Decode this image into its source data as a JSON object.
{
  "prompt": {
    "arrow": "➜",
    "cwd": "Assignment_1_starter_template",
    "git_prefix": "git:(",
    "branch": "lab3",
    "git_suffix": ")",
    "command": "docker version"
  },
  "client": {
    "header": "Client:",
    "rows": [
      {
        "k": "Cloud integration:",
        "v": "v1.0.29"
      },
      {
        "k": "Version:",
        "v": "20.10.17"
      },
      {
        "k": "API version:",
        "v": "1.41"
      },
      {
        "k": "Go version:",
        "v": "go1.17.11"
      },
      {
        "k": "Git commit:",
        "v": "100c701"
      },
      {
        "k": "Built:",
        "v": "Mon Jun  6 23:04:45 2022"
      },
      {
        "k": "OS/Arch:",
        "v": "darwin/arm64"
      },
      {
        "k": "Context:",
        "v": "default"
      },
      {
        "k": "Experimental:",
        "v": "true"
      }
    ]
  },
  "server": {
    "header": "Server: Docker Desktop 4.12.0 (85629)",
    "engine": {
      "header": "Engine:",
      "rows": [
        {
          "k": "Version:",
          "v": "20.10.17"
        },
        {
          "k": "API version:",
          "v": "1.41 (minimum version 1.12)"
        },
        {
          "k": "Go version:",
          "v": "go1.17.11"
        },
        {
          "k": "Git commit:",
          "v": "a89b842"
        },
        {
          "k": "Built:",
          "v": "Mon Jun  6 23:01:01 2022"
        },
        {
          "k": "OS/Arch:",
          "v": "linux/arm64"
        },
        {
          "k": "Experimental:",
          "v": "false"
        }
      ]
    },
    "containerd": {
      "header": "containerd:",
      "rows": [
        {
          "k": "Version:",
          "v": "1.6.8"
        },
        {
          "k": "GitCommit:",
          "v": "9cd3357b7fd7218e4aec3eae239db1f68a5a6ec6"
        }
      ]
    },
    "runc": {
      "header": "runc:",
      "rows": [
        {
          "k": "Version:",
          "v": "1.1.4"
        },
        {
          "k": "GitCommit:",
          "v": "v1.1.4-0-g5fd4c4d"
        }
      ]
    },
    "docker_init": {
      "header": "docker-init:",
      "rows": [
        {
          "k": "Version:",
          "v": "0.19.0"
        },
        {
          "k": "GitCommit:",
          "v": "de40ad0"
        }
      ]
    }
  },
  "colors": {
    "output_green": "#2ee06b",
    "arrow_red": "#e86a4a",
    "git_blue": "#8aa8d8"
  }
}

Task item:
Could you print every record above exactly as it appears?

Completed exercise:
Decode this image into its source data as a JSON object.
{
  "prompt": {
    "arrow": "➜",
    "cwd": "Assignment_1_starter_template",
    "git_prefix": "git:(",
    "branch": "lab3",
    "git_suffix": ")",
    "command": "docker version"
  },
  "client": {
    "header": "Client:",
    "rows": [
      {
        "k": "Cloud integration:",
        "v": "v1.0.29"
      },
      {
        "k": "Version:",
        "v": "20.10.17"
      },
      {
        "k": "API version:",
        "v": "1.41"
      },
      {
        "k": "Go version:",
        "v": "go1.17.11"
      },
      {
        "k": "Git commit:",
        "v": "100c701"
      },
      {
        "k": "Built:",
        "v": "Mon Jun  6 23:04:45 2022"
      },
      {
        "k": "OS/Arch:",
        "v": "darwin/arm64"
      },
      {
        "k": "Context:",
        "v": "default"
      },
      {
        "k": "Experimental:",
        "v": "true"
      }
    ]
  },
  "server": {
    "header": "Server: Docker Desktop 4.12.0 (85629)",
    "engine": {
      "header": "Engine:",
      "rows": [
        {
          "k": "Version:",
          "v": "20.10.17"
        },
        {
          "k": "API version:",
          "v": "1.41 (minimum version 1.12)"
        },
        {
          "k": "Go version:",
          "v": "go1.17.11"
        },
        {
          "k": "Git commit:",
          "v": "a89b842"
        },
        {
          "k": "Built:",
          "v": "Mon Jun  6 23:01:01 2022"
        },
        {
          "k": "OS/Arch:",
          "v": "linux/arm64"
        },
        {
          "k": "Experimental:",
          "v": "false"
        }
      ]
    },
    "containerd": {
      "header": "containerd:",
      "rows": [
        {
          "k": "Version:",
          "v": "1.6.8"
        },
        {
          "k": "GitCommit:",
          "v": "9cd3357b7fd7218e4aec3eae239db1f68a5a6ec6"
        }
      ]
    },
    "runc": {
      "header": "runc:",
      "rows": [
        {
          "k": "Version:",
          "v": "1.1.4"
        },
        {
          "k": "GitCommit:",
          "v": "v1.1.4-0-g5fd4c4d"
        }
      ]
    },
    "docker_init": {
      "header": "docker-init:",
      "rows": [
        {
          "k": "Version:",
          "v": "0.19.0"
        },
        {
          "k": "GitCommit:",
          "v": "de40ad0"
        }
      ]
    }
  },
  "colors": {
    "output_green": "#2ee06b",
    "arrow_red": "#e86a4a",
    "git_blue": "#8aa8d8"
  }
}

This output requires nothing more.